YOUR INSTRUCTIONS - Please return every record exactly, with no pictures included.

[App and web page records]
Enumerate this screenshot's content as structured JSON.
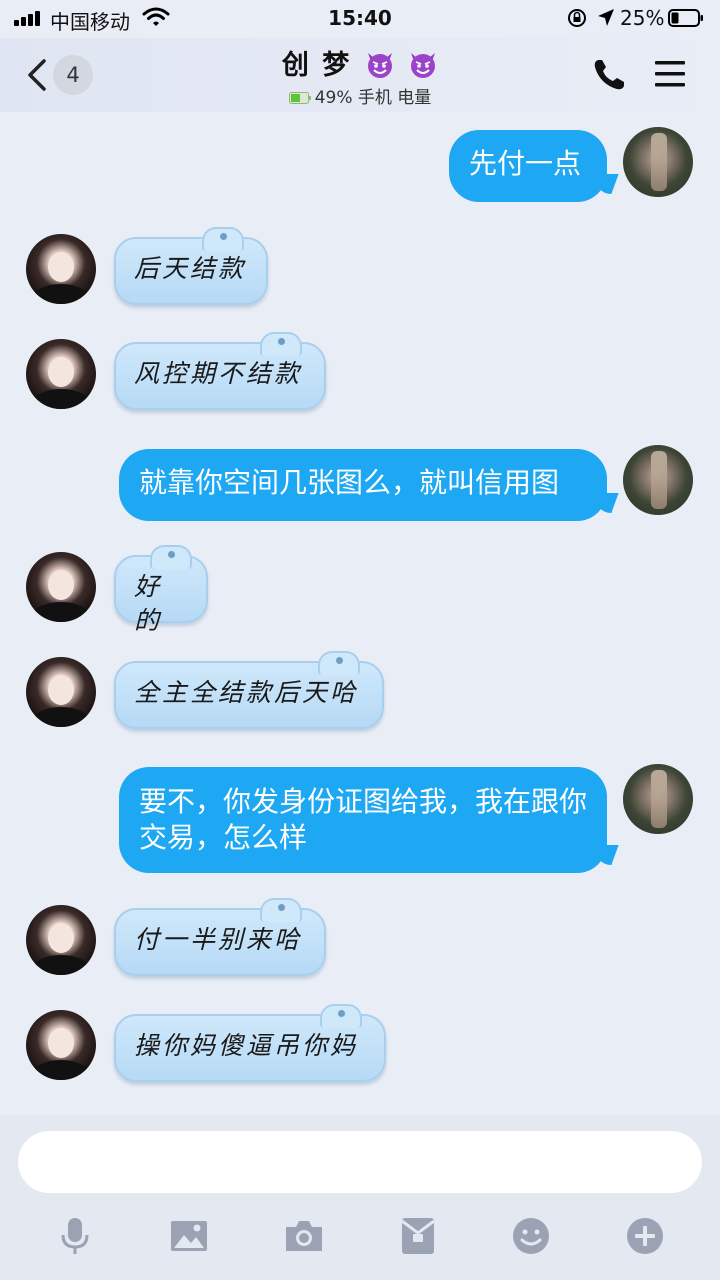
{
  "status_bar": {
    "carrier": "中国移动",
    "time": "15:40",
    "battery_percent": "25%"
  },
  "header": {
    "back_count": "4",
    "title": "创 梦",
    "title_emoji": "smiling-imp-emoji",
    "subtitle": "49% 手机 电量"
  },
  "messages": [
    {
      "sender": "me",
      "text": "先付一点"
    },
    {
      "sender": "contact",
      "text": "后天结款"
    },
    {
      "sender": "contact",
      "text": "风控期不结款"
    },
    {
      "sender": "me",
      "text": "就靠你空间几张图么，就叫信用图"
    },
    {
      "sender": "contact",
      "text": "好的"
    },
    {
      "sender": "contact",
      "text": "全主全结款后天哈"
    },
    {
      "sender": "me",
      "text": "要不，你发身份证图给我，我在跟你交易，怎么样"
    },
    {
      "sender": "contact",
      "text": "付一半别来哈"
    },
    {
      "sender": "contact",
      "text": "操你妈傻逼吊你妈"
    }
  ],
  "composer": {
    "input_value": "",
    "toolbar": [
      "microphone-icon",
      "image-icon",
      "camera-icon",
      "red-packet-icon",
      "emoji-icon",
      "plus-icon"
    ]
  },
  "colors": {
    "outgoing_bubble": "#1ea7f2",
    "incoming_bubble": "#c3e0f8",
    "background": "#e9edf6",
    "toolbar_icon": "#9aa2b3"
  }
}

THE COMPLETED TASK -
Enumerate this screenshot's content as structured JSON.
{
  "status_bar": {
    "carrier": "中国移动",
    "time": "15:40",
    "battery_percent": "25%"
  },
  "header": {
    "back_count": "4",
    "title": "创 梦",
    "title_emoji": "smiling-imp-emoji",
    "subtitle": "49% 手机 电量"
  },
  "messages": [
    {
      "sender": "me",
      "text": "先付一点"
    },
    {
      "sender": "contact",
      "text": "后天结款"
    },
    {
      "sender": "contact",
      "text": "风控期不结款"
    },
    {
      "sender": "me",
      "text": "就靠你空间几张图么，就叫信用图"
    },
    {
      "sender": "contact",
      "text": "好的"
    },
    {
      "sender": "contact",
      "text": "全主全结款后天哈"
    },
    {
      "sender": "me",
      "text": "要不，你发身份证图给我，我在跟你交易，怎么样"
    },
    {
      "sender": "contact",
      "text": "付一半别来哈"
    },
    {
      "sender": "contact",
      "text": "操你妈傻逼吊你妈"
    }
  ],
  "composer": {
    "input_value": "",
    "toolbar": [
      "microphone-icon",
      "image-icon",
      "camera-icon",
      "red-packet-icon",
      "emoji-icon",
      "plus-icon"
    ]
  },
  "colors": {
    "outgoing_bubble": "#1ea7f2",
    "incoming_bubble": "#c3e0f8",
    "background": "#e9edf6",
    "toolbar_icon": "#9aa2b3"
  }
}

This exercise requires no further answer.